→ REQUIREMENT
Your response should contain each line of the data that includes "韩国综合指数".
INFORMATION PROVIDED START
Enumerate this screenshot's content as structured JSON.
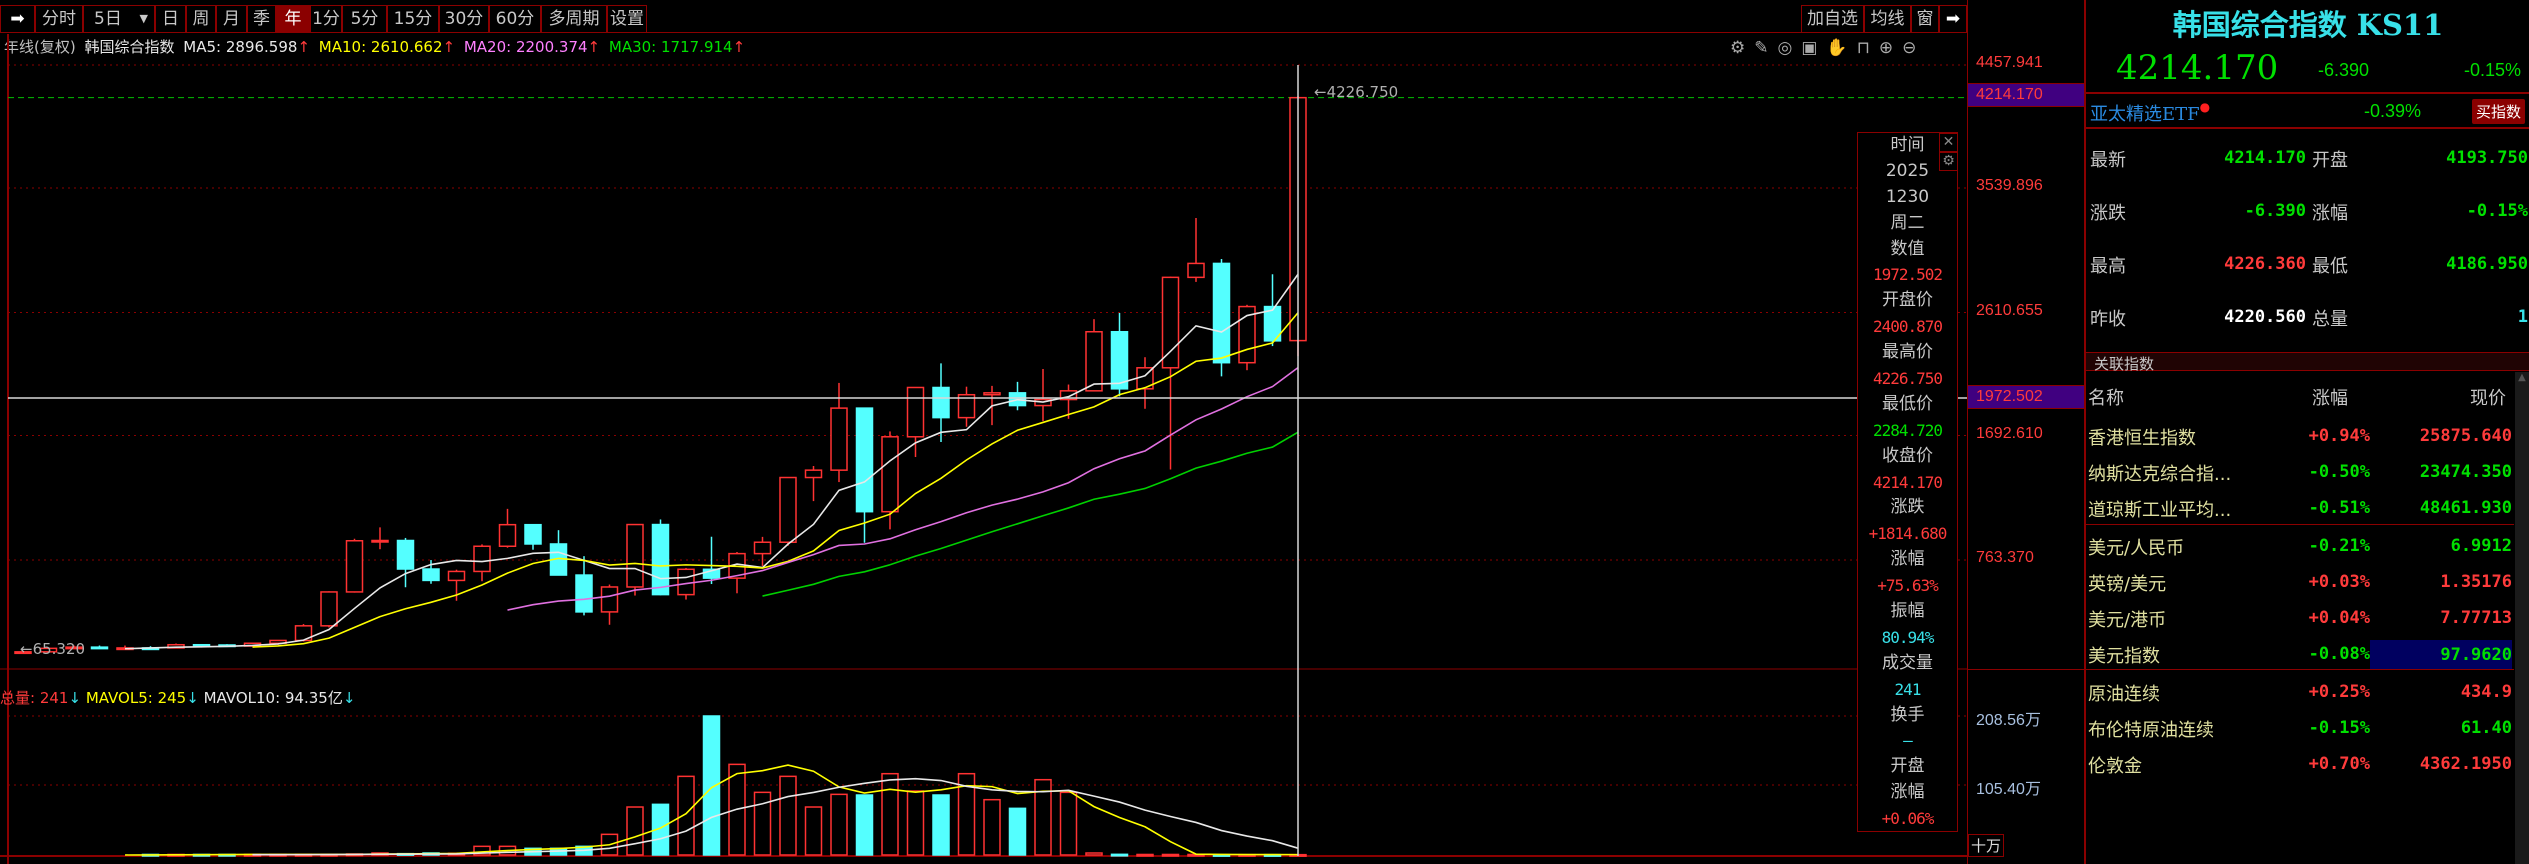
{
  "toolbar": {
    "items": [
      "分时",
      "5日",
      "日",
      "周",
      "月",
      "季",
      "年",
      "1分",
      "5分",
      "15分",
      "30分",
      "60分",
      "多周期",
      "设置"
    ],
    "selected": "年",
    "right_items": [
      "加自选",
      "均线",
      "窗"
    ]
  },
  "info": {
    "period": "年线(复权)",
    "name": "韩国综合指数",
    "ma5": "MA5: 2896.598",
    "ma10": "MA10: 2610.662",
    "ma20": "MA20: 2200.374",
    "ma30": "MA30: 1717.914",
    "arrow": "↑"
  },
  "vol_info": {
    "total": "总量: 241",
    "mavol5": "MAVOL5: 245",
    "mavol10": "MAVOL10: 94.35亿",
    "arrow": "↓"
  },
  "axis": {
    "price_labels": [
      "4457.941",
      "3539.896",
      "2610.655",
      "1692.610",
      "763.370"
    ],
    "current": "4214.170",
    "cursor": "1972.502",
    "vol_labels": [
      "208.56万",
      "105.40万"
    ],
    "vol_unit": "十万"
  },
  "annotations": {
    "high": "4226.750",
    "low": "65.320"
  },
  "tooltip": [
    {
      "t": "时间",
      "c": "label"
    },
    {
      "t": "2025",
      "c": "label"
    },
    {
      "t": "1230",
      "c": "label"
    },
    {
      "t": "周二",
      "c": "label"
    },
    {
      "t": "数值",
      "c": "label"
    },
    {
      "t": "1972.502",
      "c": "red"
    },
    {
      "t": "开盘价",
      "c": "label"
    },
    {
      "t": "2400.870",
      "c": "red"
    },
    {
      "t": "最高价",
      "c": "label"
    },
    {
      "t": "4226.750",
      "c": "red"
    },
    {
      "t": "最低价",
      "c": "label"
    },
    {
      "t": "2284.720",
      "c": "green"
    },
    {
      "t": "收盘价",
      "c": "label"
    },
    {
      "t": "4214.170",
      "c": "red"
    },
    {
      "t": "涨跌",
      "c": "label"
    },
    {
      "t": "+1814.680",
      "c": "red"
    },
    {
      "t": "涨幅",
      "c": "label"
    },
    {
      "t": "+75.63%",
      "c": "red"
    },
    {
      "t": "振幅",
      "c": "label"
    },
    {
      "t": "80.94%",
      "c": "cyan"
    },
    {
      "t": "成交量",
      "c": "label"
    },
    {
      "t": "241",
      "c": "cyan"
    },
    {
      "t": "换手",
      "c": "label"
    },
    {
      "t": "—",
      "c": "cyan"
    },
    {
      "t": "开盘",
      "c": "label"
    },
    {
      "t": "涨幅",
      "c": "label"
    },
    {
      "t": "+0.06%",
      "c": "red"
    }
  ],
  "panel": {
    "title": "韩国综合指数 KS11",
    "price": "4214.170",
    "change": "-6.390",
    "pct": "-0.15%",
    "etf": {
      "name": "亚太精选ETF",
      "pct": "-0.39%",
      "buy": "买指数"
    },
    "quotes": [
      {
        "l1": "最新",
        "v1": "4214.170",
        "c1": "#00e000",
        "l2": "开盘",
        "v2": "4193.750",
        "c2": "#00e000"
      },
      {
        "l1": "涨跌",
        "v1": "-6.390",
        "c1": "#00e000",
        "l2": "涨幅",
        "v2": "-0.15%",
        "c2": "#00e000"
      },
      {
        "l1": "最高",
        "v1": "4226.360",
        "c1": "#ff3b3b",
        "l2": "最低",
        "v2": "4186.950",
        "c2": "#00e000"
      },
      {
        "l1": "昨收",
        "v1": "4220.560",
        "c1": "#ffffff",
        "l2": "总量",
        "v2": "1",
        "c2": "#38e0e8"
      }
    ],
    "related_title": "关联指数",
    "headers": [
      "名称",
      "涨幅",
      "现价"
    ],
    "rows": [
      {
        "name": "香港恒生指数",
        "pct": "+0.94%",
        "price": "25875.640",
        "color": "#ff3b3b"
      },
      {
        "name": "纳斯达克综合指...",
        "pct": "-0.50%",
        "price": "23474.350",
        "color": "#00e000"
      },
      {
        "name": "道琼斯工业平均...",
        "pct": "-0.51%",
        "price": "48461.930",
        "color": "#00e000"
      },
      {
        "name": "美元/人民币",
        "pct": "-0.21%",
        "price": "6.9912",
        "color": "#00e000"
      },
      {
        "name": "英镑/美元",
        "pct": "+0.03%",
        "price": "1.35176",
        "color": "#ff3b3b"
      },
      {
        "name": "美元/港币",
        "pct": "+0.04%",
        "price": "7.77713",
        "color": "#ff3b3b"
      },
      {
        "name": "美元指数",
        "pct": "-0.08%",
        "price": "97.9620",
        "color": "#00e000"
      },
      {
        "name": "原油连续",
        "pct": "+0.25%",
        "price": "434.9",
        "color": "#ff3b3b"
      },
      {
        "name": "布伦特原油连续",
        "pct": "-0.15%",
        "price": "61.40",
        "color": "#00e000"
      },
      {
        "name": "伦敦金",
        "pct": "+0.70%",
        "price": "4362.1950",
        "color": "#ff3b3b"
      }
    ]
  },
  "colors": {
    "up": "#ff3232",
    "down": "#54ffff",
    "ma5": "#e8e8e8",
    "ma10": "#ffff00",
    "ma20": "#e070e0",
    "ma30": "#00d000",
    "grid": "#8b0000"
  },
  "chart_data": {
    "type": "candlestick",
    "title": "韩国综合指数 年线(复权)",
    "x_start_year": 1975,
    "y_ticks": [
      4457.941,
      3539.896,
      2610.655,
      1692.61,
      763.37
    ],
    "ohlc": [
      [
        70,
        82,
        65.32,
        78
      ],
      [
        78,
        106,
        76,
        104
      ],
      [
        104,
        125,
        100,
        113
      ],
      [
        113,
        125,
        100,
        104
      ],
      [
        104,
        125,
        98,
        107
      ],
      [
        107,
        120,
        100,
        106.87
      ],
      [
        107,
        140,
        105,
        131
      ],
      [
        131,
        135,
        110,
        129
      ],
      [
        129,
        135,
        115,
        121
      ],
      [
        121,
        145,
        118,
        142
      ],
      [
        142,
        165,
        130,
        163
      ],
      [
        163,
        285,
        155,
        272
      ],
      [
        272,
        530,
        260,
        525
      ],
      [
        525,
        922,
        520,
        907
      ],
      [
        907,
        1007,
        844,
        909
      ],
      [
        909,
        928,
        560,
        696
      ],
      [
        696,
        763,
        586,
        611
      ],
      [
        611,
        691,
        459,
        678
      ],
      [
        678,
        880,
        605,
        866
      ],
      [
        866,
        1145,
        855,
        1027
      ],
      [
        1027,
        1030,
        840,
        883
      ],
      [
        883,
        986,
        651,
        651
      ],
      [
        651,
        792,
        350,
        376
      ],
      [
        376,
        580,
        280,
        562
      ],
      [
        562,
        1028,
        498,
        1028
      ],
      [
        1028,
        1066,
        500,
        505
      ],
      [
        505,
        704,
        468,
        694
      ],
      [
        694,
        937,
        584,
        628
      ],
      [
        628,
        823,
        515,
        811
      ],
      [
        811,
        936,
        719,
        896
      ],
      [
        896,
        1380,
        870,
        1379
      ],
      [
        1379,
        1465,
        1203,
        1434
      ],
      [
        1434,
        2085,
        1345,
        1897
      ],
      [
        1897,
        1901,
        892,
        1124
      ],
      [
        1124,
        1723,
        992,
        1683
      ],
      [
        1683,
        2052,
        1532,
        2051
      ],
      [
        2051,
        2231,
        1644,
        1826
      ],
      [
        1826,
        2057,
        1758,
        1997
      ],
      [
        1997,
        2063,
        1770,
        2011
      ],
      [
        2011,
        2093,
        1881,
        1916
      ],
      [
        1916,
        2189,
        1800,
        1961
      ],
      [
        1961,
        2073,
        1817,
        2026
      ],
      [
        2026,
        2561,
        2026,
        2467
      ],
      [
        2467,
        2607,
        1985,
        2041
      ],
      [
        2041,
        2277,
        1892,
        2198
      ],
      [
        2198,
        2878,
        1439,
        2873
      ],
      [
        2873,
        3316,
        2839,
        2977
      ],
      [
        2977,
        3010,
        2134,
        2236
      ],
      [
        2236,
        2668,
        2180,
        2655
      ],
      [
        2655,
        2896,
        2360,
        2399
      ],
      [
        2400.87,
        4226.75,
        2284.72,
        4214.17
      ]
    ],
    "volume_wan": [
      0,
      0,
      0,
      0,
      0,
      0.8,
      0.8,
      0.8,
      0.8,
      0.8,
      0.8,
      0.8,
      0.8,
      1.5,
      3,
      2,
      3,
      2.5,
      13,
      13,
      10,
      10,
      13,
      31,
      72,
      76,
      118,
      208.56,
      136,
      94,
      118,
      72,
      91,
      90,
      122,
      96,
      90,
      122,
      83,
      70,
      113,
      94,
      3,
      1,
      0.8,
      0.8,
      0.8,
      0.5,
      0.5,
      0.5,
      0.5
    ],
    "ma_periods": [
      5,
      10,
      20,
      30
    ],
    "vol_ma_periods": [
      5,
      10
    ],
    "crosshair": {
      "index": 50,
      "value": 1972.502
    }
  }
}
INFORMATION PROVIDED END
→ REPLY TO THE EXERCISE
    "name": "韩国综合指数",
    "title": "韩国综合指数 KS11",
    "title": "韩国综合指数 年线(复权)",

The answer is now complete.